The High Court has been told that the State is entitled to discourage suicide but is not entitled to stop a disabled person doing what an able-bodied person can do.
The submission was made by counsel for Wicklow woman Marie Fleming, 58, who is taking a landmark case to establish a right to end her life with assistance.
Senior counsel Brian Murray said the State was trying to do this by reference to a very general concept of the common good which was not being applied equally.
Mr Murray said suicide was not illegal yet Ms Fleming was prevented from ending her life because of her physical incapacity to do so.
He said previous cases had established the right to privacy, autonomy, self-determination and dignity which lie at the heart of Ms Fleming’s claim.
Those rights include the right to die with dignity, he said.
Mr Murray added it was unconstitutional and discriminatory if a person was to lose those rights enjoyed by those with the capacity to enjoy them.
It was wrong for the State's interest in the lives of people on some theory of natural law to override a person's free choice.
Ms Fleming was diagnosed in 1986 with MS and is in the final stages of the condition.
She is past the point where she could take her own life unaided but wants to establish the right to end her life with assistance.

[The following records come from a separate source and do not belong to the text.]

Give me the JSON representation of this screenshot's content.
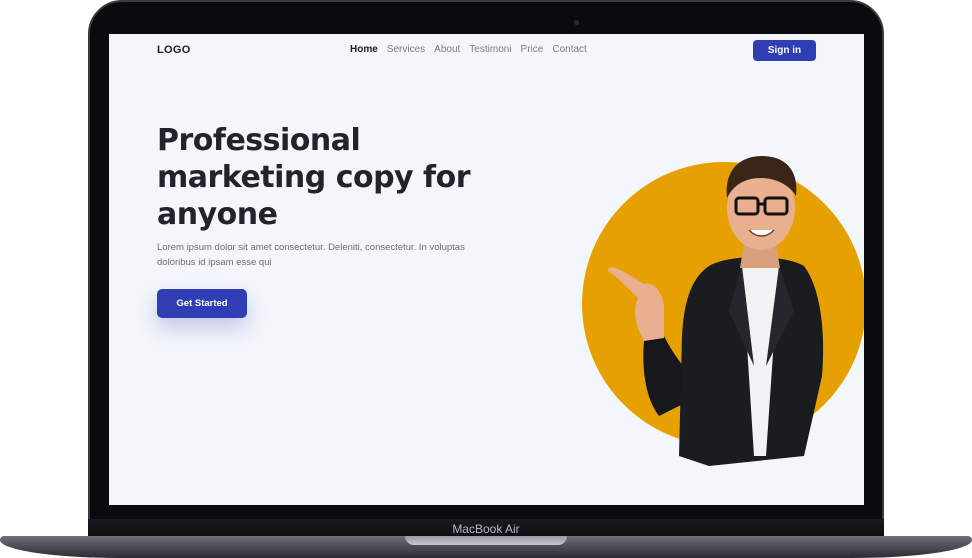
{
  "device": {
    "label": "MacBook Air"
  },
  "nav": {
    "logo": "LOGO",
    "links": [
      "Home",
      "Services",
      "About",
      "Testimoni",
      "Price",
      "Contact"
    ],
    "active": "Home",
    "signin_label": "Sign in"
  },
  "hero": {
    "title": "Professional marketing copy for anyone",
    "description": "Lorem ipsum dolor sit amet consectetur. Deleniti, consectetur. In voluptas doloribus id ipsam esse qui",
    "cta_label": "Get Started"
  },
  "colors": {
    "primary": "#2f3eb5",
    "accent": "#e6a100",
    "background": "#f3f6fb",
    "heading": "#22242c"
  },
  "illustration": {
    "subject": "smiling-man-pointing-icon"
  }
}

She is challenging a section of the Criminal Law Suicide Act which makes is an offence to help someone take their own life.

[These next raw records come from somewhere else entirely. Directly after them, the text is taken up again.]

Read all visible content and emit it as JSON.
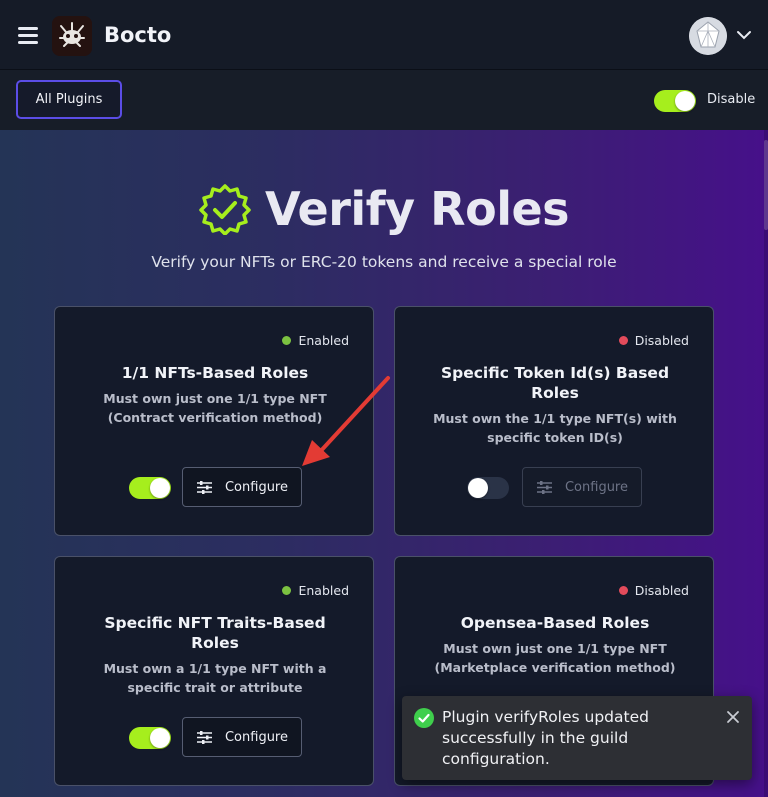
{
  "header": {
    "brand": "Bocto",
    "menu_icon": "hamburger-menu-icon",
    "logo_icon": "bocto-logo-icon",
    "avatar_icon": "user-avatar",
    "chevron_icon": "chevron-down-icon"
  },
  "subbar": {
    "all_plugins_label": "All Plugins",
    "toggle_state": "on",
    "toggle_label": "Disable"
  },
  "hero": {
    "title": "Verify Roles",
    "subtitle": "Verify your NFTs or ERC-20 tokens and receive a special role",
    "icon": "verified-badge-icon"
  },
  "cards": [
    {
      "status": "Enabled",
      "status_color": "#7cc241",
      "title": "1/1 NFTs-Based Roles",
      "description": "Must own just one 1/1 type NFT (Contract verification method)",
      "toggle": "on",
      "configure_label": "Configure",
      "configure_enabled": true
    },
    {
      "status": "Disabled",
      "status_color": "#e34b5b",
      "title": "Specific Token Id(s) Based Roles",
      "description": "Must own the 1/1 type NFT(s) with specific token ID(s)",
      "toggle": "off",
      "configure_label": "Configure",
      "configure_enabled": false
    },
    {
      "status": "Enabled",
      "status_color": "#7cc241",
      "title": "Specific NFT Traits-Based Roles",
      "description": "Must own a 1/1 type NFT with a specific trait or attribute",
      "toggle": "on",
      "configure_label": "Configure",
      "configure_enabled": true
    },
    {
      "status": "Disabled",
      "status_color": "#e34b5b",
      "title": "Opensea-Based Roles",
      "description": "Must own just one 1/1 type NFT (Marketplace verification method)"
    }
  ],
  "toast": {
    "message": "Plugin verifyRoles updated successfully in the guild configuration.",
    "icon": "success-check-icon",
    "close_icon": "close-icon"
  },
  "colors": {
    "accent_green": "#a6ee1d",
    "border_purple": "#5b4de6",
    "success_green": "#3fcf4c",
    "annotation_arrow": "#e33b34"
  }
}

Her lawyers argue the section of the act is contrary to the provisions of the Constitution and incompatible with the European Convention on Human Rights.